What does Jacob do when he arrives there? In addition to the prayer, he rested. He takes a rock from the place, places it under his head and rests. The Or HaChaim explains that inasmuch as many dreams contain matters without significance, the Torah added the word ”והנה” to indicate that in this dream every detail is not only vivid and it is significant. Jacob had a complete recall of everything he dreamt and referred to each detail later. This is why ”והנה” is repeated before every segment of the dream. Jacob was, we might say, paying attention to the signs.
Returning to the stones for another moment, Jacob took from the stones of the place – וַיִּקַּח֙ מֵֽאַבְנֵ֣י הַמָּק֔וֹם – implying there were multiple stones and from these he made his pillow. (28:11) When he awakens in verse 18, it says that he took the stone – וַיִּקַּ֤ח אֶת־הָאֶ֨בֶן֙. Evidently the many stones that Jacob first had were now one. Noting this inconsistency, Rashi (b. Chullin 91b) comments “the stones upon which Jacob rested his head fought over which would have the honor of serving as his pillow”. “The stones began quarreling with one another. One said, ‘Let the righteous man lay his head on me,’ and another one said, ‘Let him lay [his head] on me.’ Immediately God made them into one stone.”

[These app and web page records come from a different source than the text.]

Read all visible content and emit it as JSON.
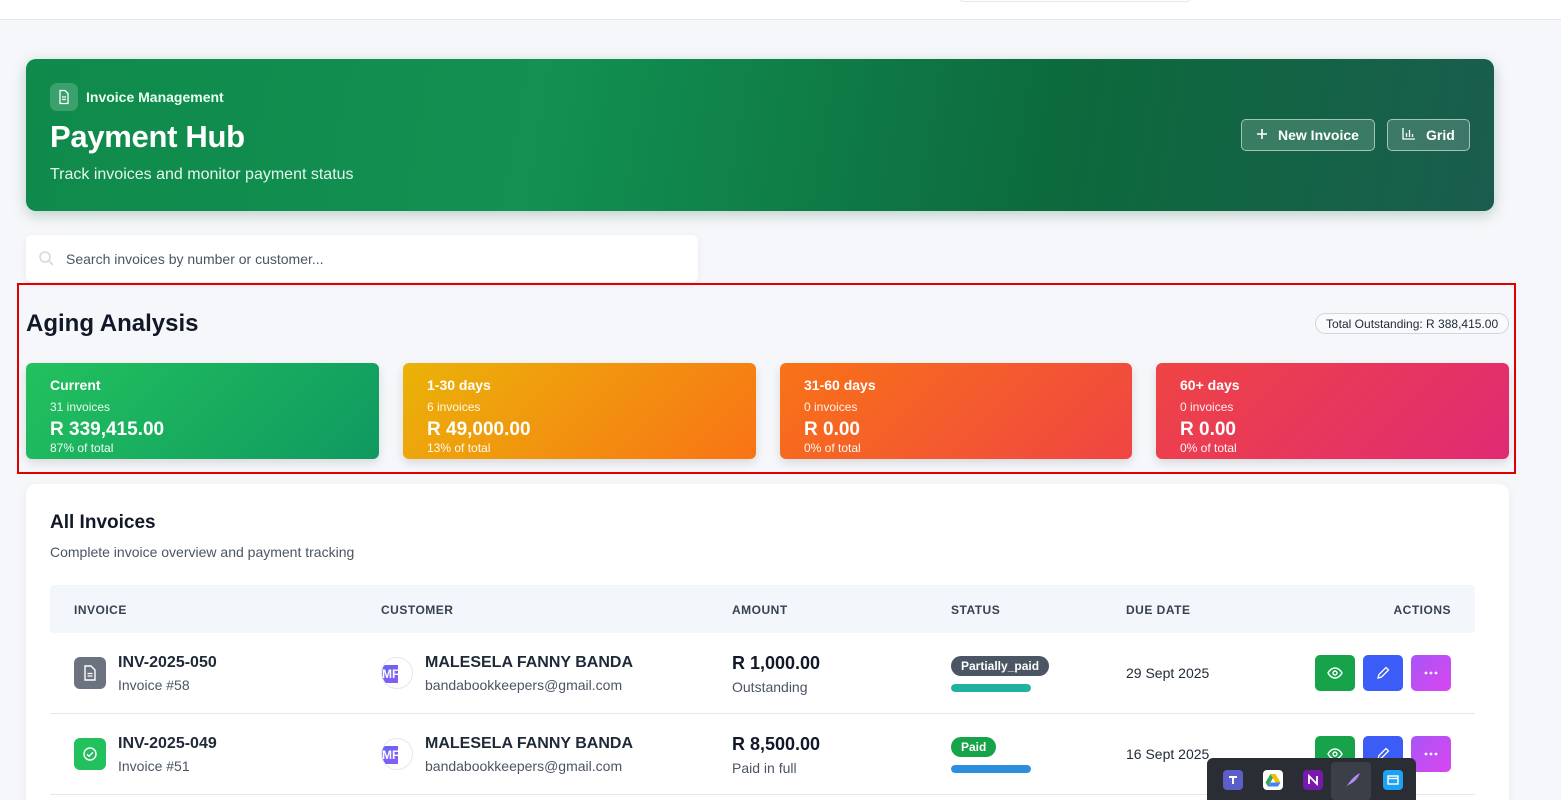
{
  "hero": {
    "eyebrow": "Invoice Management",
    "title": "Payment Hub",
    "subtitle": "Track invoices and monitor payment status",
    "new_invoice_label": "New Invoice",
    "grid_label": "Grid"
  },
  "search": {
    "placeholder": "Search invoices by number or customer..."
  },
  "aging": {
    "title": "Aging Analysis",
    "total_outstanding": "Total Outstanding: R 388,415.00",
    "buckets": [
      {
        "label": "Current",
        "count": "31 invoices",
        "amount": "R 339,415.00",
        "share": "87% of total"
      },
      {
        "label": "1-30 days",
        "count": "6 invoices",
        "amount": "R 49,000.00",
        "share": "13% of total"
      },
      {
        "label": "31-60 days",
        "count": "0 invoices",
        "amount": "R 0.00",
        "share": "0% of total"
      },
      {
        "label": "60+ days",
        "count": "0 invoices",
        "amount": "R 0.00",
        "share": "0% of total"
      }
    ]
  },
  "invoices": {
    "title": "All Invoices",
    "subtitle": "Complete invoice overview and payment tracking",
    "columns": [
      "INVOICE",
      "CUSTOMER",
      "AMOUNT",
      "STATUS",
      "DUE DATE",
      "ACTIONS"
    ],
    "rows": [
      {
        "number": "INV-2025-050",
        "ref": "Invoice #58",
        "avatar": "MF",
        "customer": "MALESELA FANNY BANDA",
        "email": "bandabookkeepers@gmail.com",
        "amount": "R 1,000.00",
        "amount_note": "Outstanding",
        "status": "Partially_paid",
        "status_color": "#4b5563",
        "progress": 1.0,
        "progress_color": "#20b2a0",
        "due": "29 Sept 2025"
      },
      {
        "number": "INV-2025-049",
        "ref": "Invoice #51",
        "avatar": "MF",
        "customer": "MALESELA FANNY BANDA",
        "email": "bandabookkeepers@gmail.com",
        "amount": "R 8,500.00",
        "amount_note": "Paid in full",
        "status": "Paid",
        "status_color": "#16a34a",
        "progress": 1.0,
        "progress_color": "#2b8fe0",
        "due": "16 Sept 2025"
      }
    ]
  },
  "taskbar": {
    "apps": [
      "teams-icon",
      "google-drive-icon",
      "onenote-icon",
      "quill-icon",
      "app-window-icon"
    ]
  }
}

I like Rashi’s inventive approach and his desire to elevate the nature of the place where Jacob was staying. I also see this midrash as praising Jacob. Rashi is saying that by being there, Jacob brings kedusha – holiness – to the place. In the moments of fleeing his brother, perhaps feeling some abandonment of home and other family members and at the same time blessed and supported by some, Jacob is somewhere else. His body is in one place, and his mind in another. Other commentaries suggest that Jacob has been here before he just didn’t realize it. Perhaps this is the Torah’s first déjà vu moment.
There is a multitude of emotions Jacob could be holding, and I am feeling like Jacob this Shabbat. Continuing to pray, looking for places to pray and hopefully have an encounter that will keep guiding us in the right direction. I hope that we will be reunited, experiencing the joining or strength of community that the rocks themselves symbolize when they give comfort to Jacob.

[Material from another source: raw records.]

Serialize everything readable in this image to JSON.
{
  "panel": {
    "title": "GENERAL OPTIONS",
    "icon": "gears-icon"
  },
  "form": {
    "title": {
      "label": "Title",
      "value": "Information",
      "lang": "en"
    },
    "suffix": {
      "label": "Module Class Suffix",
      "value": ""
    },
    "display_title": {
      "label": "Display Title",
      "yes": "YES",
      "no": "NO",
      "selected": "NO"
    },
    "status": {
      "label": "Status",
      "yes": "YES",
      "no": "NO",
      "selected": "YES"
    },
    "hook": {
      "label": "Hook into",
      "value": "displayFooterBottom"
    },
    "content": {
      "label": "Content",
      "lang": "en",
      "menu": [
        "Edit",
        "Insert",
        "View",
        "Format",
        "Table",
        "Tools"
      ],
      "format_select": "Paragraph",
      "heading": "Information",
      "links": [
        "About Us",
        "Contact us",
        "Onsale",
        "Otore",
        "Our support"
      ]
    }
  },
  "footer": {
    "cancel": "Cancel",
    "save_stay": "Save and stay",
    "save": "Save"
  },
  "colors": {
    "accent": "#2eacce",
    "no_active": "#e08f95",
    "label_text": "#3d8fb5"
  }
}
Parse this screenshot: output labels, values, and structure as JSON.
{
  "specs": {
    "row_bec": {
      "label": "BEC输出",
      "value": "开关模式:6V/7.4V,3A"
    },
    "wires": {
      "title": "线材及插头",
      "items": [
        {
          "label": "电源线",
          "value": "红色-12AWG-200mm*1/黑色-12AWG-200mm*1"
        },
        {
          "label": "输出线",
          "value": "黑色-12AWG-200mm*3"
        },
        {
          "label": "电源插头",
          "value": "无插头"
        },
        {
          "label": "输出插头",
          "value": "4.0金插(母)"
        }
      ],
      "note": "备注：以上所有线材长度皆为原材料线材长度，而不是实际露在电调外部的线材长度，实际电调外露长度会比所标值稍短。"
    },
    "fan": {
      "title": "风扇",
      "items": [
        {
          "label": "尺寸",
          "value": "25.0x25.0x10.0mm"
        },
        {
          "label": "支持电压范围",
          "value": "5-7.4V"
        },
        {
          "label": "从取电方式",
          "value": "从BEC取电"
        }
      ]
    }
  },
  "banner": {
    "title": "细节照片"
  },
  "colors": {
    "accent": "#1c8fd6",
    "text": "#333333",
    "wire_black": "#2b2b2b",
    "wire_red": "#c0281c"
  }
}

[i] Rabbi Hayyim ben Moshe ibn Attar (1696-1743) was a Talmudist and Kabbalist wrote his commentary Or HaChaim.
is Director of Graduate Admissions at the Jewish Theological Seminary. A parent, partner, teacher and coffee enthusiast (I've attempted to home roast coffee), Rafi enjoys helping individual students and families find Jewish meaning in their lives.